Would you repeat the entries below exactly and omit the pictures?

[[ EXERCISE DATA open ]]

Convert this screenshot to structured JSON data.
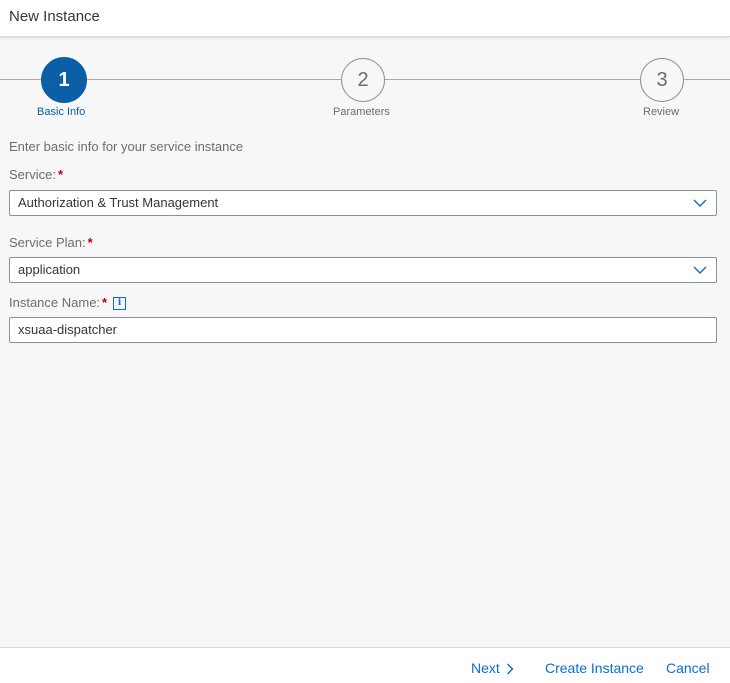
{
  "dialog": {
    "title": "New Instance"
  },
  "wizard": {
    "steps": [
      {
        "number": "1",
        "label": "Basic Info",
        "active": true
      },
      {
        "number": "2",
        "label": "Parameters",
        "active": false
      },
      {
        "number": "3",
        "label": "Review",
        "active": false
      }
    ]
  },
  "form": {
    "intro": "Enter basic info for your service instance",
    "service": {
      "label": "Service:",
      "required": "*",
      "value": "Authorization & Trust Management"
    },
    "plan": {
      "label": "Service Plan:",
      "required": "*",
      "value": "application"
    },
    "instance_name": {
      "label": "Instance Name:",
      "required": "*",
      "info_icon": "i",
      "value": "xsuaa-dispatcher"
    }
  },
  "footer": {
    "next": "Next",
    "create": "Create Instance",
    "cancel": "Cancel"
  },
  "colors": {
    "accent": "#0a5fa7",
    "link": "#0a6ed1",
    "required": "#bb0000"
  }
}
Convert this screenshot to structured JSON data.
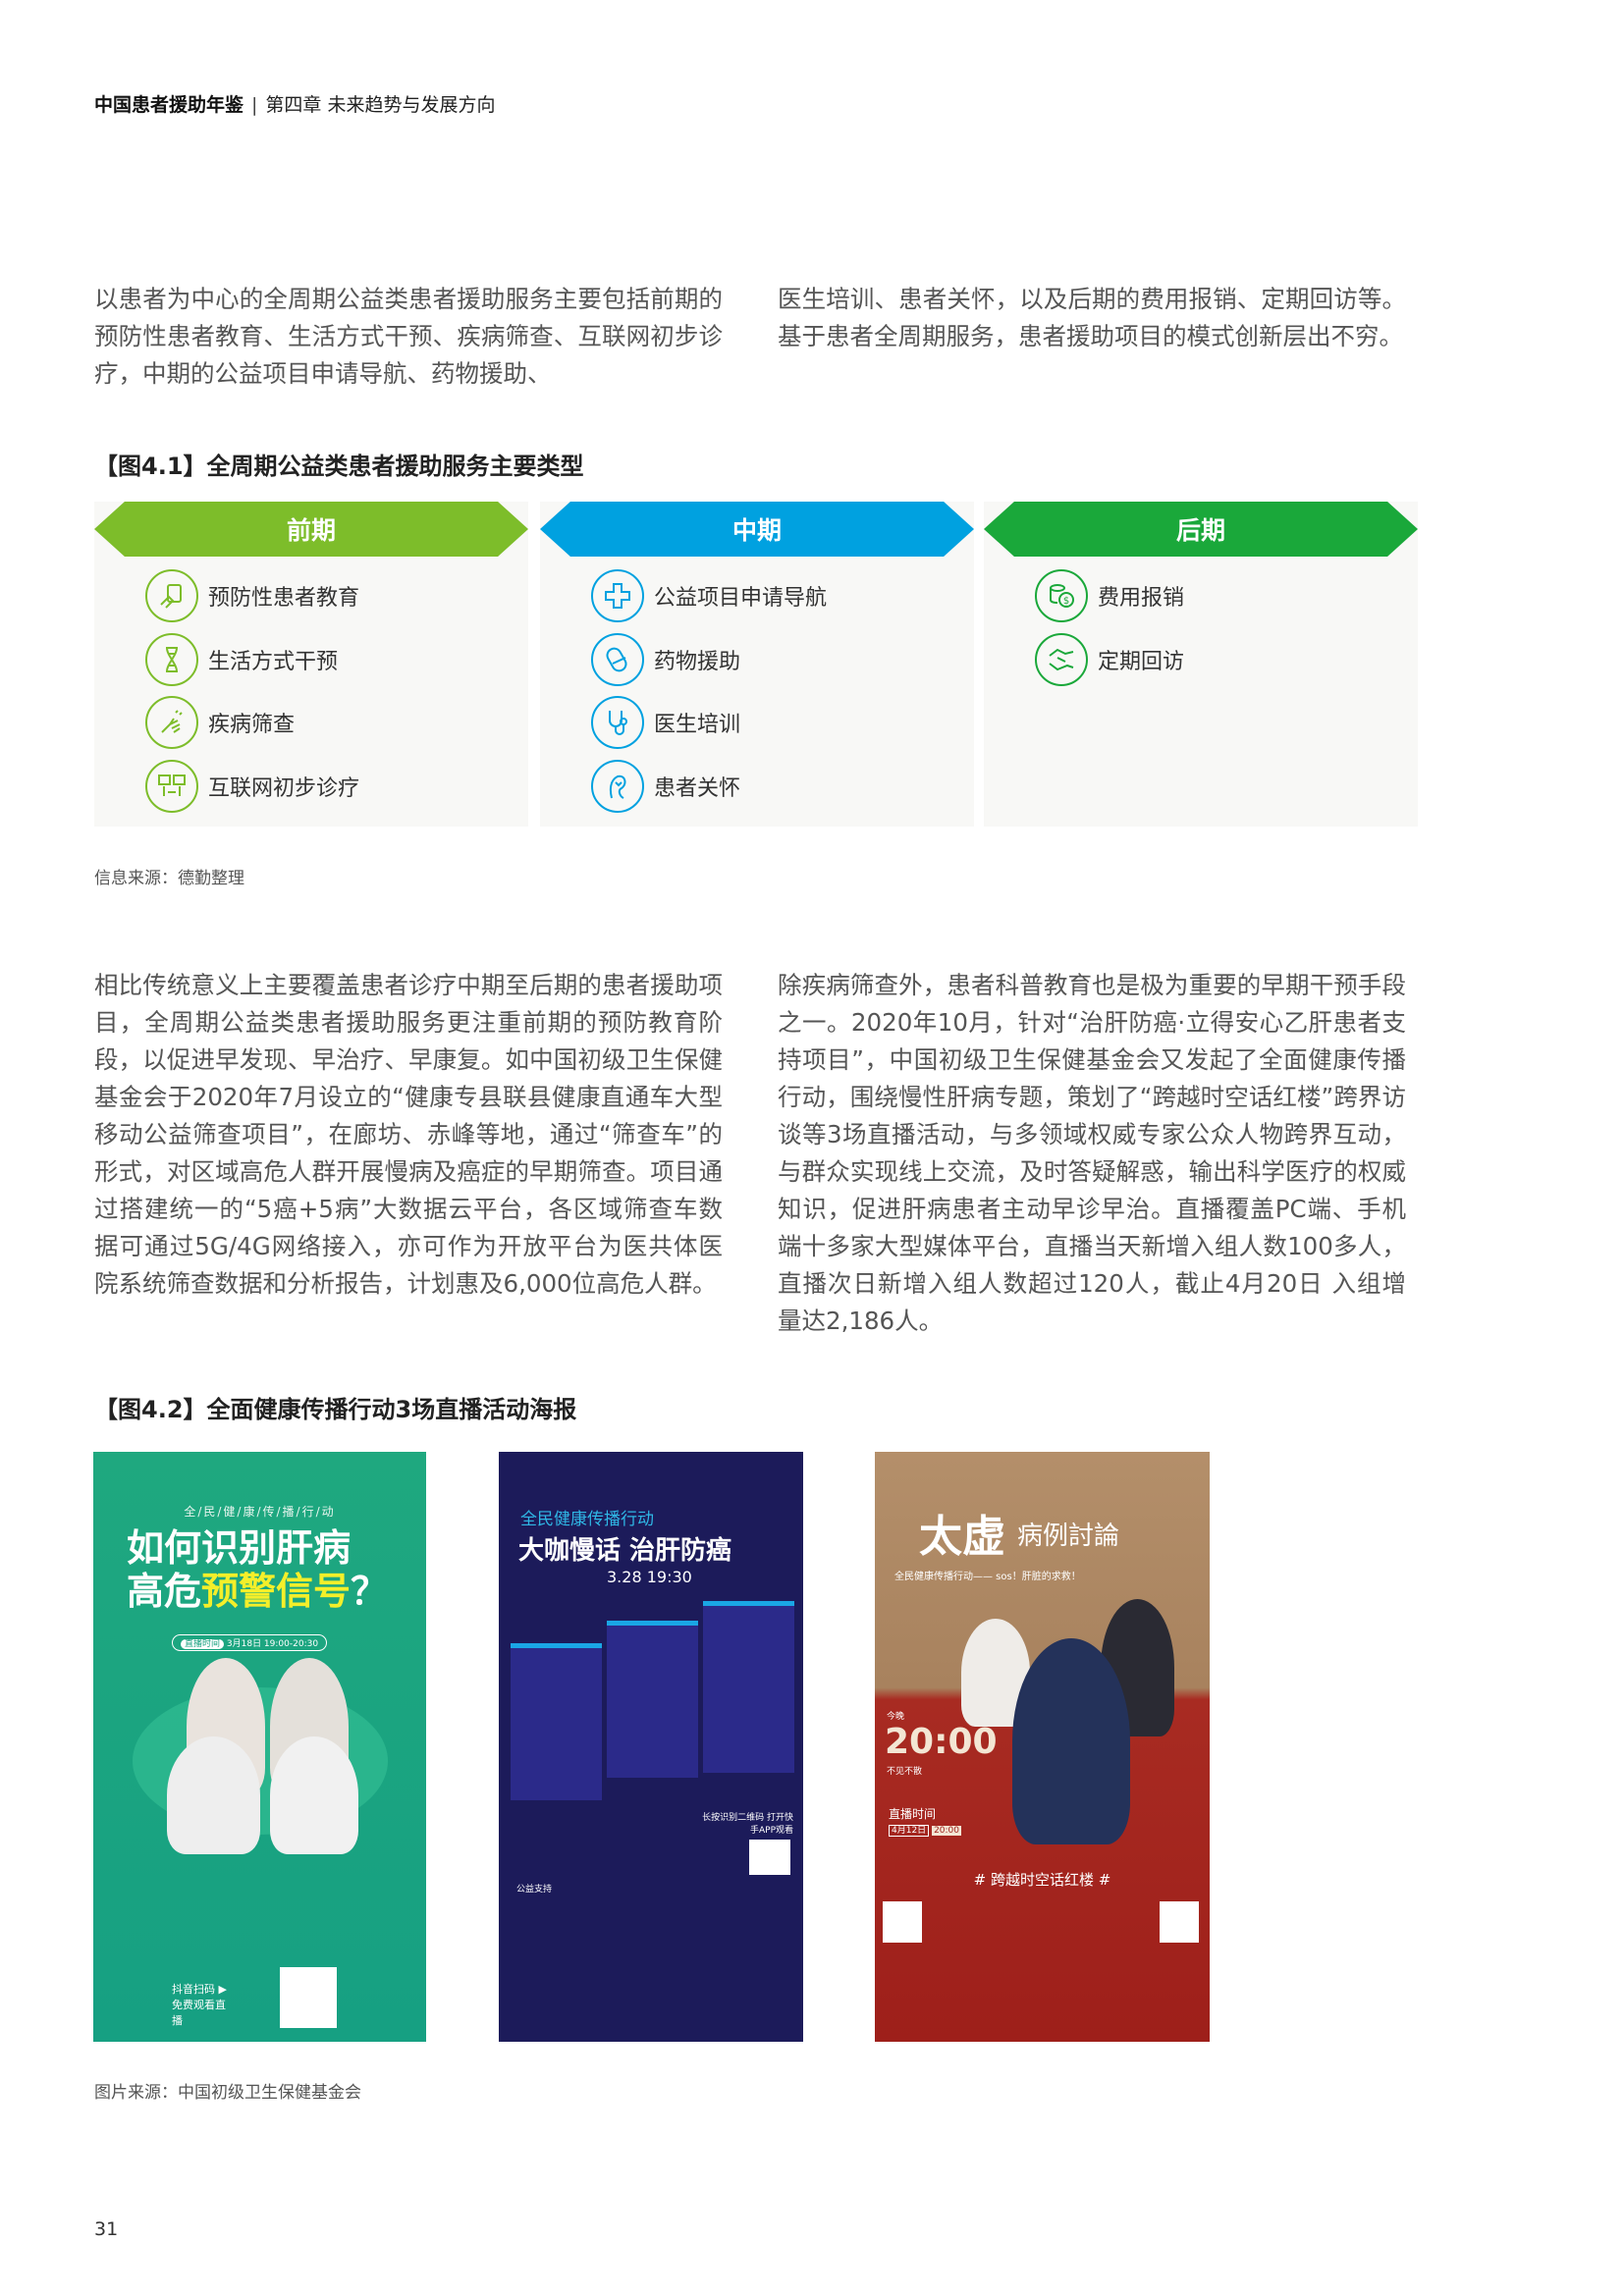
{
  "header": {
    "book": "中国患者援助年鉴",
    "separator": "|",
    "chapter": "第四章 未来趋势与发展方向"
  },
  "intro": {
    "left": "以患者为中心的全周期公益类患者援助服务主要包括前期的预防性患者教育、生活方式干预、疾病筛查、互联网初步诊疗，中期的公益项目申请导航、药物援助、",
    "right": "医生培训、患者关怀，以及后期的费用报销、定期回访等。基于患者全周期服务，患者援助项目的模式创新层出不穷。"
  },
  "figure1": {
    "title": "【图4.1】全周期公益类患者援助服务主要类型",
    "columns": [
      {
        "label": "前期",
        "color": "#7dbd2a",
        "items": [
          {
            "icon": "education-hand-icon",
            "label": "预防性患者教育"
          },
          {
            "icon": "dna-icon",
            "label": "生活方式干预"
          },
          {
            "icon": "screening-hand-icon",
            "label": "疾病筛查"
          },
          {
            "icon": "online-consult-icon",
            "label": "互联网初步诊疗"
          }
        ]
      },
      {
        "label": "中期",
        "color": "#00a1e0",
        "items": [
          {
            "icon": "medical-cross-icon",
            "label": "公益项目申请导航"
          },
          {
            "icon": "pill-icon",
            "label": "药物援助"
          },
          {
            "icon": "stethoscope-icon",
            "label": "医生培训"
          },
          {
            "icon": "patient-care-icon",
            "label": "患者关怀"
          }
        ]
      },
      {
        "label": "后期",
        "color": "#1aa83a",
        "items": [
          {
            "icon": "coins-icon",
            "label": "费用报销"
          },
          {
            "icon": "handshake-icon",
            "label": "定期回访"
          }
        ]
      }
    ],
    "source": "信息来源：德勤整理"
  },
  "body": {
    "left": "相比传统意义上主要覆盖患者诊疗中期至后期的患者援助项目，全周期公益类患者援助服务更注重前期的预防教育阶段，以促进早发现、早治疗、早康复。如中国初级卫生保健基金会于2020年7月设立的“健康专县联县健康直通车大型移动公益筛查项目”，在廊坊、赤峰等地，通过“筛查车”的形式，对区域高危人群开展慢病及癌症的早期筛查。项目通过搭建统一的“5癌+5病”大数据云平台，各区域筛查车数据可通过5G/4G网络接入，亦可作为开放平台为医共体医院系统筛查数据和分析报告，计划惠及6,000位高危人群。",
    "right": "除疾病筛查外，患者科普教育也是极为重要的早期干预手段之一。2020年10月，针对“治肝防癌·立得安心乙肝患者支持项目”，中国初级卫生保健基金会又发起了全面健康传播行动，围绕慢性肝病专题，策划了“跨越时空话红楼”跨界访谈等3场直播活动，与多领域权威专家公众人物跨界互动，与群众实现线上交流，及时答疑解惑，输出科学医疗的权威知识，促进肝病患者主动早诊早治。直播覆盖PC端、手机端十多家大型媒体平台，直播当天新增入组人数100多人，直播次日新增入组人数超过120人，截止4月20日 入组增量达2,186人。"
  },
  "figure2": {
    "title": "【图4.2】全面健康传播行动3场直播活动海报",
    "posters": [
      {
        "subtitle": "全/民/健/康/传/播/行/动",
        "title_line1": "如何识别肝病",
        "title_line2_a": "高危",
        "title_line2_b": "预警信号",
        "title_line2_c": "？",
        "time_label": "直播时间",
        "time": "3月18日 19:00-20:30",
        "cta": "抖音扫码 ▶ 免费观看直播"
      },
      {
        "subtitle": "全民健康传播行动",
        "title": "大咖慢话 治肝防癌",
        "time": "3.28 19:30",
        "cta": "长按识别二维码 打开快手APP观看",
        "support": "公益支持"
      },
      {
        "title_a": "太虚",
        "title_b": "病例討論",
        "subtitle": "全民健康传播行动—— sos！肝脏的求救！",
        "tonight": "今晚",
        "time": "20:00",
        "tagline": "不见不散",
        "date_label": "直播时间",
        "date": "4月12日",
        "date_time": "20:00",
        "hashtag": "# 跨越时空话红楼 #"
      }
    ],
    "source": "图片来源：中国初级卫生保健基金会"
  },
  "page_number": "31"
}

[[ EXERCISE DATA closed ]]

• WRITTEN REPLY:
Convert this screenshot to structured JSON data.
{
  "dialog": {
    "title": "New Instance"
  },
  "wizard": {
    "steps": [
      {
        "number": "1",
        "label": "Basic Info",
        "active": true
      },
      {
        "number": "2",
        "label": "Parameters",
        "active": false
      },
      {
        "number": "3",
        "label": "Review",
        "active": false
      }
    ]
  },
  "form": {
    "intro": "Enter basic info for your service instance",
    "service": {
      "label": "Service:",
      "required": "*",
      "value": "Authorization & Trust Management"
    },
    "plan": {
      "label": "Service Plan:",
      "required": "*",
      "value": "application"
    },
    "instance_name": {
      "label": "Instance Name:",
      "required": "*",
      "info_icon": "i",
      "value": "xsuaa-dispatcher"
    }
  },
  "footer": {
    "next": "Next",
    "create": "Create Instance",
    "cancel": "Cancel"
  },
  "colors": {
    "accent": "#0a5fa7",
    "link": "#0a6ed1",
    "required": "#bb0000"
  }
}
Convert this screenshot to structured JSON data.
{
  "header": {
    "book": "中国患者援助年鉴",
    "separator": "|",
    "chapter": "第四章 未来趋势与发展方向"
  },
  "intro": {
    "left": "以患者为中心的全周期公益类患者援助服务主要包括前期的预防性患者教育、生活方式干预、疾病筛查、互联网初步诊疗，中期的公益项目申请导航、药物援助、",
    "right": "医生培训、患者关怀，以及后期的费用报销、定期回访等。基于患者全周期服务，患者援助项目的模式创新层出不穷。"
  },
  "figure1": {
    "title": "【图4.1】全周期公益类患者援助服务主要类型",
    "columns": [
      {
        "label": "前期",
        "color": "#7dbd2a",
        "items": [
          {
            "icon": "education-hand-icon",
            "label": "预防性患者教育"
          },
          {
            "icon": "dna-icon",
            "label": "生活方式干预"
          },
          {
            "icon": "screening-hand-icon",
            "label": "疾病筛查"
          },
          {
            "icon": "online-consult-icon",
            "label": "互联网初步诊疗"
          }
        ]
      },
      {
        "label": "中期",
        "color": "#00a1e0",
        "items": [
          {
            "icon": "medical-cross-icon",
            "label": "公益项目申请导航"
          },
          {
            "icon": "pill-icon",
            "label": "药物援助"
          },
          {
            "icon": "stethoscope-icon",
            "label": "医生培训"
          },
          {
            "icon": "patient-care-icon",
            "label": "患者关怀"
          }
        ]
      },
      {
        "label": "后期",
        "color": "#1aa83a",
        "items": [
          {
            "icon": "coins-icon",
            "label": "费用报销"
          },
          {
            "icon": "handshake-icon",
            "label": "定期回访"
          }
        ]
      }
    ],
    "source": "信息来源：德勤整理"
  },
  "body": {
    "left": "相比传统意义上主要覆盖患者诊疗中期至后期的患者援助项目，全周期公益类患者援助服务更注重前期的预防教育阶段，以促进早发现、早治疗、早康复。如中国初级卫生保健基金会于2020年7月设立的“健康专县联县健康直通车大型移动公益筛查项目”，在廊坊、赤峰等地，通过“筛查车”的形式，对区域高危人群开展慢病及癌症的早期筛查。项目通过搭建统一的“5癌+5病”大数据云平台，各区域筛查车数据可通过5G/4G网络接入，亦可作为开放平台为医共体医院系统筛查数据和分析报告，计划惠及6,000位高危人群。",
    "right": "除疾病筛查外，患者科普教育也是极为重要的早期干预手段之一。2020年10月，针对“治肝防癌·立得安心乙肝患者支持项目”，中国初级卫生保健基金会又发起了全面健康传播行动，围绕慢性肝病专题，策划了“跨越时空话红楼”跨界访谈等3场直播活动，与多领域权威专家公众人物跨界互动，与群众实现线上交流，及时答疑解惑，输出科学医疗的权威知识，促进肝病患者主动早诊早治。直播覆盖PC端、手机端十多家大型媒体平台，直播当天新增入组人数100多人，直播次日新增入组人数超过120人，截止4月20日 入组增量达2,186人。"
  },
  "figure2": {
    "title": "【图4.2】全面健康传播行动3场直播活动海报",
    "posters": [
      {
        "subtitle": "全/民/健/康/传/播/行/动",
        "title_line1": "如何识别肝病",
        "title_line2_a": "高危",
        "title_line2_b": "预警信号",
        "title_line2_c": "？",
        "time_label": "直播时间",
        "time": "3月18日 19:00-20:30",
        "cta": "抖音扫码 ▶ 免费观看直播"
      },
      {
        "subtitle": "全民健康传播行动",
        "title": "大咖慢话 治肝防癌",
        "time": "3.28 19:30",
        "cta": "长按识别二维码 打开快手APP观看",
        "support": "公益支持"
      },
      {
        "title_a": "太虚",
        "title_b": "病例討論",
        "subtitle": "全民健康传播行动—— sos！肝脏的求救！",
        "tonight": "今晚",
        "time": "20:00",
        "tagline": "不见不散",
        "date_label": "直播时间",
        "date": "4月12日",
        "date_time": "20:00",
        "hashtag": "# 跨越时空话红楼 #"
      }
    ],
    "source": "图片来源：中国初级卫生保健基金会"
  },
  "page_number": "31"
}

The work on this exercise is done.